Successful commercial examples include games like Guitar Hero, Rock Band, and Fantasia: Music Evolved.

Venkatesh Sivaraman ’20: “You can design an instrument that requires a lot of effort but is really satisfying to play. And so the goal of our class and the projects we do is to lower that bar. But there’s also a sweet spot. It can’t be too easy.”

The Lectures

Interactive Music Systems has been offered every semester since spring 2015. The course (developed by Professor of the Practice Eran Egozy with support from Leslie Kaelbling, the Panasonic Professor of Computer Science and Engineering) combines computation with music, allowing students to apply what they’ve learned in their coding classes in a new and creative way. Egozy’s career creating wildly popular interactive music games gives students unique and thorough insight into what it takes to develop new musical experiences. Prerequisites include 21M.301 (Harmony and Counterpoint I) and 6.009 (Fundamentals of Programming), so all of the students have some degree of interest in the unique combination of music and technology. A student who took the class in the previous term serves as teaching assistant for the class.

Egozy: There are lots of issues around music that lend themselves to notions of computation. The fact that there are structures and rules means that you can think about it computationally and you could write code or programs that do something with that music.”

Isabel Kaspriskie ’19: “Professor Egozy is both extremely supportive and encouraging, and he definitely imparts his years of experience to the class. The class has a great reputation, and the creative atmosphere there exceeded all of my expectations.”

Every Monday, students meet for lectures on a variety of topics of music technology. Through these lectures and occasional analysis of popular musical games, students come to understand the many components of creating exciting interactive music systems. Occasional guest lectures from industry innovators expose the students to the breadth of opportunities available in the field.

Egozy is the cofounder of Harmonix Music Systems, which developed the video game franchises Guitar Hero and Rock Band. In 2008, Egozy and his cofounder, fellow MIT alumnus Alex Rigopulos ’92, SM ’94, were named to Time’s 2008 list of the 100 most influential people for their work on Rock Band.

Kaspriskie: “In my experience, the best scientists and engineers use creative processes in their technical work. So it makes sense to me that MIT should foster creative thinking both in STEM as well as the humanities.”

The Projects

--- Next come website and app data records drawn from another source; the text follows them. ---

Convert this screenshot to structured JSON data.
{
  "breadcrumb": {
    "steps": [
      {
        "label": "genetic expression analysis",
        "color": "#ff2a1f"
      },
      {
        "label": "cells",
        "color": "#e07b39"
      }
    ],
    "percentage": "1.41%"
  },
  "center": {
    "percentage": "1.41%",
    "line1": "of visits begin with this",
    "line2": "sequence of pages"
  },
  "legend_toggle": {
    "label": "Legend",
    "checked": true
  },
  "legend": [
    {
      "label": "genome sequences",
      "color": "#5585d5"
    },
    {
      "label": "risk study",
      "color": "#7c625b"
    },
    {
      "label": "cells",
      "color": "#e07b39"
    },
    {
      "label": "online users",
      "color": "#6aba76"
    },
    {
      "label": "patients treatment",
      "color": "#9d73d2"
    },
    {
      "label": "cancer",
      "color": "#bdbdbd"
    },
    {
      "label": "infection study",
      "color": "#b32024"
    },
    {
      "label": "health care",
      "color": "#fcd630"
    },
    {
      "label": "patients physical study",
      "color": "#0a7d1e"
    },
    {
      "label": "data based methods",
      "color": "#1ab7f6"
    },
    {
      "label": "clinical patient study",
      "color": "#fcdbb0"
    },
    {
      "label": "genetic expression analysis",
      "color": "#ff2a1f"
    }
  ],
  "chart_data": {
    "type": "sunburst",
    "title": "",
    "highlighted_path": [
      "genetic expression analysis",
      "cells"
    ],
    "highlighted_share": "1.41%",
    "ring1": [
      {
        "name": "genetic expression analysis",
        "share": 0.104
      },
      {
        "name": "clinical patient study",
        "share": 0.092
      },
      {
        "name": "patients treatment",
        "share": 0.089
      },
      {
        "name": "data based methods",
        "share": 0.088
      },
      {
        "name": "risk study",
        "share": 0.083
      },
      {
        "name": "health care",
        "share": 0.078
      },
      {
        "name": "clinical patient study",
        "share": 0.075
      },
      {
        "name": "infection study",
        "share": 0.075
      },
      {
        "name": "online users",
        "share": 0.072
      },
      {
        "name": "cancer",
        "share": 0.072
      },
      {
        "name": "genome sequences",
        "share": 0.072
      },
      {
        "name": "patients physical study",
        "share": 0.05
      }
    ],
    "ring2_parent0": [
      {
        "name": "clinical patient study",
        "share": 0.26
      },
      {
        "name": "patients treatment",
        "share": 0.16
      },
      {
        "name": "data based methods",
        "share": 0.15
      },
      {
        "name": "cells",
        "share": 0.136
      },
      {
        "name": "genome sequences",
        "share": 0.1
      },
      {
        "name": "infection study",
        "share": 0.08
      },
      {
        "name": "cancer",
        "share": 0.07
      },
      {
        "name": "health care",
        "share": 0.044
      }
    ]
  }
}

Wednesdays are reserved for class assignments: problem set demos where students show off the creative part of their assignment, an “exploration presentation” where students explain interesting interactive music systems already in existence, and a lab where students work out problems related to that week’s lecture material. For the final project, students team up to create their own interactive music experience. Over the years, these have included an interactive guitar tutor and a side-scrolling video game that requires players to perform actions on the beat. Interactive Music Systems is just one of several music technology classes enhancing MIT’s already rich array of music offerings. As a result, students who come to MIT for an unparalleled technical education can enjoy world-class training in the arts as well.

Egozy: “The course and assignments challenge students in two ways: first, they have to write the software to create a piece of music technology, and second, they have to use the system they just made in an interesting, creative way.”

Kaspriskie: “My team is working on a visualizer [a feature that generates imagery for music] for Spotify.”

Sivaraman: “We’re planning to build an interactive music generation system using the Kinect [motion sensor], so that you can place objects in a virtual space and move them around to produce different kinds of music.”

Emily Hu ’20 (spring 2019 teaching assistant): “Music has always been pretty important to me because it’s always been a way for me to make friends, connect with people. It’s very universal. I really enjoy bringing that experience to other people as well—which is why this interactivity with music through technology is so interesting.”